“We are concerned by attempts to stigmatize the variant and label a country where it was first detected as its country of origin,” Botswana Health Minister Edwin Dikoloti said on Sunday, refusing to identify the countries that the allegedly infected diplomats came from.
“That aspect of saying it originates from Botswana is out,” Dikoloti nonetheless insisted.

Guterres’ opposition to Biden-style travel bans follows several outraged statements from heads of state in southern Africa, most prominently South African President Cyril Ramaphosa.

“We are deeply disappointed by the decision of several countries to prohibit travel from a number of Southern African countries following the identification of the Omicron variant,” Ramaphosa said in a speech on Sunday.

Travellers walk near an electronic flight notice board displaying cancelled flights at OR Tambo International Airport in Johannesburg on November 27, 2021, after several countries banned flights from South Africa following the discovery of a new Covid-19 variant Omicron. (PHILL MAGAKOE/AFP via Getty)

“This is a clear and completely unjustified departure from the commitment that many of these countries made at the meeting of G20 countries in Rome last month. They pledged at that meeting to restart international travel in a safe and orderly manner.”

“These restrictions are unjustified and unfairly discriminate against our country and our Southern African sister countries,” Ramaphosa continued, urging Biden and others to “urgently reverse” travel bans.

“The prohibition of travel is not informed by science, nor will it be effective in preventing the spread of this variant,” Ramaphosa asserted, citing the W.H.O.’s opposition to such bans.

Lazarus Chakwera, the president of Malawi, accused Biden and other leaders enacting travel bans of “Afrophobia” in a Facebook post on Sunday.

“[Chinese coronavirus] measures must be based on science, not Afrophobia,” Chakwera wrote, referring specifically to the travel bans by the United States and the West as “uncalled for.”

The W.H.O. regional director for Africa, Matshidiso Moeti, said in a statement this week that travel bans “place a heavy burden on lives and livelihoods” and urged “scientifically based” policies, instead.

Prior to becoming president, Biden appeared to agree with these sentiments.

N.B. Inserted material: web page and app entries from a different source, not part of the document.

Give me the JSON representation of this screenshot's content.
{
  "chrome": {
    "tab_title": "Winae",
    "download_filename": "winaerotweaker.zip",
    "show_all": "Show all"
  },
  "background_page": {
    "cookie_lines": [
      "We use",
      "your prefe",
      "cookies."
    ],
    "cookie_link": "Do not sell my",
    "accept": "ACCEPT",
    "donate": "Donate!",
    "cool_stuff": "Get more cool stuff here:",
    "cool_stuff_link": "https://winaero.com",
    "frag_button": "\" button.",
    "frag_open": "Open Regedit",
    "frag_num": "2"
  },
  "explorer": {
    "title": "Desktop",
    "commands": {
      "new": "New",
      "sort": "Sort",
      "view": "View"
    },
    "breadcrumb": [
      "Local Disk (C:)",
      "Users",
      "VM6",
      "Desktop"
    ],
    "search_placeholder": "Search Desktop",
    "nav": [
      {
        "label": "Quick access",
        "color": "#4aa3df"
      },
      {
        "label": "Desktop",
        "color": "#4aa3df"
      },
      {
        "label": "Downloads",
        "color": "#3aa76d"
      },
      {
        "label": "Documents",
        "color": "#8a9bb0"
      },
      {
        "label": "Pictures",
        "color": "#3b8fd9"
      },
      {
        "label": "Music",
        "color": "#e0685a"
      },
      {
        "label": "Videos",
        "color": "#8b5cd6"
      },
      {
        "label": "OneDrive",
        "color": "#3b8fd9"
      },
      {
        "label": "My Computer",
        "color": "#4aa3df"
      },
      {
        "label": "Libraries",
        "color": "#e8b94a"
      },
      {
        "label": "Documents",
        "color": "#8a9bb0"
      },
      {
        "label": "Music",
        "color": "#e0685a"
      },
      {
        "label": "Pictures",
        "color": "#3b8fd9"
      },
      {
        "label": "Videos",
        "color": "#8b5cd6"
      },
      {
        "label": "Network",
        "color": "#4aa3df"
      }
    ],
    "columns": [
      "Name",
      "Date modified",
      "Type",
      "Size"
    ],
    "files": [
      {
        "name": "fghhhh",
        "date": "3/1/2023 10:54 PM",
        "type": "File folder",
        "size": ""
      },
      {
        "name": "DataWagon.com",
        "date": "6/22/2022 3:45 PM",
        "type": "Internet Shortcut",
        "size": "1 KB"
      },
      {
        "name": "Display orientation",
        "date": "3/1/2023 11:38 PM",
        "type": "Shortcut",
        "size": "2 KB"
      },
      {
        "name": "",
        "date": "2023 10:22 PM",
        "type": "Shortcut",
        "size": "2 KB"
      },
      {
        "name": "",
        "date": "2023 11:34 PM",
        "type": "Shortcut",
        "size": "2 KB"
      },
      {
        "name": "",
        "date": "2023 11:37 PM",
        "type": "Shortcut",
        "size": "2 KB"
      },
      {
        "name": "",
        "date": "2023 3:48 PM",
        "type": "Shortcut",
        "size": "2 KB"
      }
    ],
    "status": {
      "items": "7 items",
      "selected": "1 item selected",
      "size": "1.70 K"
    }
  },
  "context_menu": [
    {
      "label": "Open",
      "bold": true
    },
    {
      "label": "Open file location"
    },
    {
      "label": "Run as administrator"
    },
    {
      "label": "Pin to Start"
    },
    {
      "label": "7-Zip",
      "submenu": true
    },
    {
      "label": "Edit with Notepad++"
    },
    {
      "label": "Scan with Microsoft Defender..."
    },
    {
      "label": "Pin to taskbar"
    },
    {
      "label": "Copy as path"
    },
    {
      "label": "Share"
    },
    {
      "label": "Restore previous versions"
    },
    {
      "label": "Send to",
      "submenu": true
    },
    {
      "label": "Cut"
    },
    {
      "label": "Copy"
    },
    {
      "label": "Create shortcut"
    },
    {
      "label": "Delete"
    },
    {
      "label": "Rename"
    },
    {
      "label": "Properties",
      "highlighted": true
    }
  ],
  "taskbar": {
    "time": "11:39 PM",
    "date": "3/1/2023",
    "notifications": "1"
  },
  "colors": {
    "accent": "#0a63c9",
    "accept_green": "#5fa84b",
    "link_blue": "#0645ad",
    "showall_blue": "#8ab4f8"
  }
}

Following Trump’s initial ban on travel from China in early 2020 to slow the spread of Chinese coronavirus, Biden ranted on Twitter that the policy reflected “hysteria, xenophobia, and fear-mongering.” Biden later accused Trump of enacting an “African Ban” explicitly “designed to make it harder for black and brown people to immigrate to the United States.”

Biden has not offered any clarity on the difference between his ban on African nation travel and Trump’s “African Ban” [sic] at press time.

The World Health Organization labeled Omicron a “variant of concern” last week based on the identification of significantly more mutations in its system than in previous variants. Scientists appear to know little about how it actually affects infected people, another fact that the W.H.O. identified as a cause for caution.

Dr. Angelique Coetzee, a doctor who has treated South African Omicron patients, told the U.K. Telegraph this week that she observed extremely mild symptoms in her patients, including children.

“We had one very interesting case, a kid, about six years old, with a temperature and a very high pulse rate, and I wondered if I should admit her. But when I followed up two days later, she was so much better,” Coetzee explained. She identified extreme fatigue as the most common symptom.

Coetzee warned that the virus may affect older people or those with chronic health problems more severely.

Follow Frances Martel on Facebook and Twitter.

 

.

Please let us know if you're having issues with commenting.